Oregon News & Analysis

  • 'Hostile work environment' remains difficult to define

    Two recent cases out of the U.S. District Court for the District of Oregon provide a reminder for employers that the line between a lawful and a hostile work environment remains difficult to determine.

  • Train conductor with positive drug test properly dismissed

    The Railway Labor Act (RLA) provides procedural protections for union-represented railroad employees. But even those protections couldn't save the job of a train conductor on a "last chance" agreement when he tested positive for amphetamines. The U.S. 9th Circuit Court of Appeals (whose rulings apply to all Oregon employers) recently upheld an arbitration panel's decision affirming the conductor's dismissal.

  • Benefit corporations balance company with community

    Companies such as Ben and Jerry's, Patagonia, and Etsy are taking part in a growing business trend, and it's one that could shape the future of talent management and employee engagement. No, it's not the company ice cream party, hiking retreat, or craft fair—it's designation as a benefit corporation.

  • Tribal hiring preference not national origin discrimination

    Title VII of the Civil Rights Act of 1964 allows employers on or near an Indian reservation to give preferential treatment to Indians living in the vicinity. But the Equal Employment Opportunity Commission (EEOC) has taken the position that this provision doesn't permit preference for members of a particular tribe. In the continuing saga of a case that has dragged on for years, the 9th Circuit recently issued its third decision, finally ruling against the EEOC.

  • Are 'joint-employer' claims the next big thing in employment law?

    Two recent decisions may give franchisers and entities that use independent contractors cause for concern. In both rulings, the joint-employer doctrine was invoked to extend potential liability to the larger entities (in these cases, a franchiser and a grocery store chain).

  • Oregon employers shouldn't freak out over new marijuana law

    On November 4, Oregon voters passed Oregon Initiative 91, legalizing the possession and use of recreational marijuana. While this development may result in societal changes, it remains business as usual for employers.

  • Workplace Trends

    Good news and bad news about employees going to work sick. The number of employees who admit to going to work sick is down for the first time in five years, according to the fifth annual Flu Season Survey from office supply provider Staples. That's the good news. The bad news? Sixty percent of flu-stricken workers surveyed still go to work. The survey reports that 88% of managers encourage sick employees to stay home, but 40% of workers think there is too much going on at work to stay away, and 31% show up sick because they think their boss appreciates it.

  • 9th Circuit says claims adjusters may pursue overtime class action

    Many viewed the U.S. Supreme Court's 2011 decision in Wal-Mart Stores, Inc. v. Dukes as a death knell for employee class actions.

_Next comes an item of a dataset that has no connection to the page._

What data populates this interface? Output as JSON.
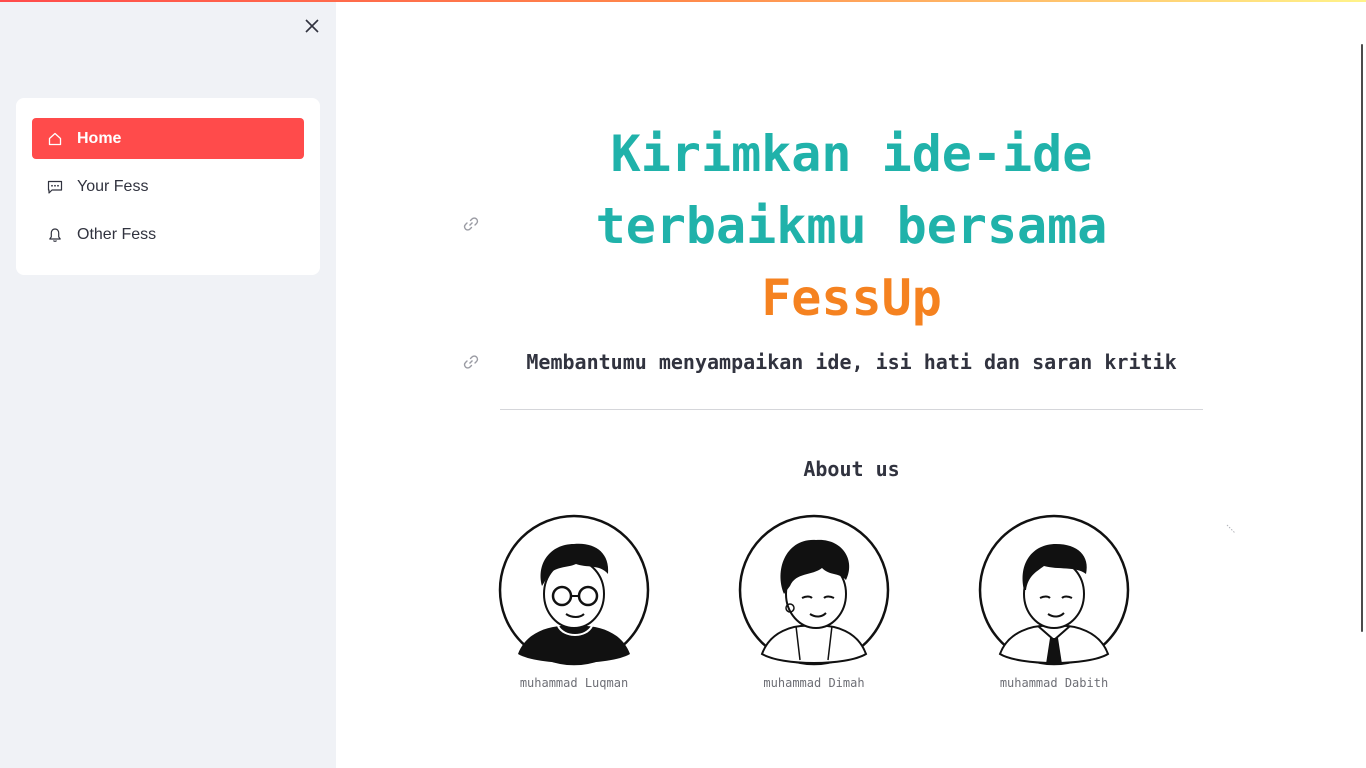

But as we have since learned, courts continue to approve class action treatment in certain circumstances. One example is a recent ruling of the U.S. 9th Circuit Court of Appeals (whose rulings apply to all Oregon employers) permitting Allstate claims adjusters to pursue overtime claims under California law.

  • Oregon court allows workers' comp benefits for state-funded home healthcare worker

    The Oregon Court of Appeals recently concluded that a state-funded home healthcare worker could receive workers' compensation benefits for an injury that occurred while performing work that was not funded by the state.

  • Federal appeals courts have conflicting views on ACA exchange subsidies

    Since the Affordable Care Act (ACA) became law in 2010, there have been a variety of judicial challenges to it, and it appears the court system isn't finished with the law yet. In fact, the ACA has seen a lot of court action this year.